+1 (502) 904-2126   One Westbrook Corporate Center, Suite 300, Westchester, IL 60154, USA   Site Map
ISSN: 2574 -1241

Impact Factor : 0.548

  Submit Manuscript

Mini ReviewOpen Access

Enabling the Quality of Care for Older People

Volume 11 - Issue 3

Jason L Powell*

  • Author Information Open or Close
    • Department of Social and Political Sci, United Kingdom
    • *Corresponding author: Jason L Powell, Department of Social and Political Science,United Kingdom

Received: November 20, 2018;   Published: November 29, 2018

DOI: 10.26717/BJSTR.2018.11.002115

Full Text PDF

To view the Full Article   Peer-reviewed Article PDF

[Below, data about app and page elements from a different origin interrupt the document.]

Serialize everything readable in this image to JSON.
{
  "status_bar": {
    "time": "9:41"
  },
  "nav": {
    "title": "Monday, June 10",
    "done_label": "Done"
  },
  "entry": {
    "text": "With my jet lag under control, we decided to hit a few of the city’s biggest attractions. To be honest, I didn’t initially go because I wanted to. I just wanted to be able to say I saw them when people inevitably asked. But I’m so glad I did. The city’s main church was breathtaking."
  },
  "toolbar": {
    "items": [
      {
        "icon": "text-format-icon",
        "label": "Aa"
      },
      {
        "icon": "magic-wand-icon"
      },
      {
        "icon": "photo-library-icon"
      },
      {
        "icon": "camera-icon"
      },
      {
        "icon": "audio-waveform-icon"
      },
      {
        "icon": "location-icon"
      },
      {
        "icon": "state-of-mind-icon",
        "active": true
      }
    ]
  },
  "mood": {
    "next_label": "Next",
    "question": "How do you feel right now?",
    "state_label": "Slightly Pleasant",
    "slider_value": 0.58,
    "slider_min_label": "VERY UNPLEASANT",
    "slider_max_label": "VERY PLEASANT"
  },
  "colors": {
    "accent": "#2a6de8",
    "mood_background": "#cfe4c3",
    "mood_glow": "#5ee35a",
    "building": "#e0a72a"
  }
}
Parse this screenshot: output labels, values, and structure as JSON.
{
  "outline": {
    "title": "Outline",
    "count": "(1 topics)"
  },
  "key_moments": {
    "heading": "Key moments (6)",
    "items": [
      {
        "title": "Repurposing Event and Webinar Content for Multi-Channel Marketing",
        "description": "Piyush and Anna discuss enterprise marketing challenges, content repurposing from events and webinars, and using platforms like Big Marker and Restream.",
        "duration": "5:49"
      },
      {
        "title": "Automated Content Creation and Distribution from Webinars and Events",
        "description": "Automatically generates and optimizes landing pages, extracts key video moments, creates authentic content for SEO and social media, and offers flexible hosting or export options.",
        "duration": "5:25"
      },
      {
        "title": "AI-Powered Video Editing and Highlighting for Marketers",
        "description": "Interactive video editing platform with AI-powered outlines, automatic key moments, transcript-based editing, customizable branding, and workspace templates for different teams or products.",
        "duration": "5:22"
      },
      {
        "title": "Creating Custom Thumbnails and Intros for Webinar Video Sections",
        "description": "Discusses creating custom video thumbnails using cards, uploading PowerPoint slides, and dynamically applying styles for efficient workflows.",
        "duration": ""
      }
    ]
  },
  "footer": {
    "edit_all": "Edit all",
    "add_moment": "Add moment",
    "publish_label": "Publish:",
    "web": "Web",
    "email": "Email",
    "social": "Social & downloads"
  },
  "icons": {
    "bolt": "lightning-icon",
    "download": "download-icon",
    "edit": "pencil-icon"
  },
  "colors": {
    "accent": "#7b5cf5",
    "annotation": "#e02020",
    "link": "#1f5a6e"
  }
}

There has been a raft of research recently on the care of older people. Many of them take a theoretical approach and many take a policy approach. These books are huge in scope and a survey of them would suggest they are comparative mainly in the United States and United Kingdom. For many years, ageism prevented books from being written on older people because of the intense interest of children by practitioners. This is not to deny the importance and significance of that group of people at one end of the life-course. Historically, to suggest “age” instantly meant younger people added to the marginality and invisibility of older people. Worse, because there were hardly any widely subscribed postgraduate courses in social work in working with older people, with the overwhelming focus on children, there were periodic episodes of inhumanity against older people (known today as “elder abuse”). It was a forgotten dimension that older people were people. There was also a chronic shortage of research and knowledge for careers, families, health and social work professions on the vulnerabilities of older people whether if they lived at home or lived in a care home. Peter Townsend wrote his devastating overview of “care” in his famous book “The Last Refuge” (1959) that care homes were not necessarily benevolent institutions, but ‘warehouses’ were care was in chaos as careers did not have the enough skills, knowledge and practice to work with older people.

Mini Review|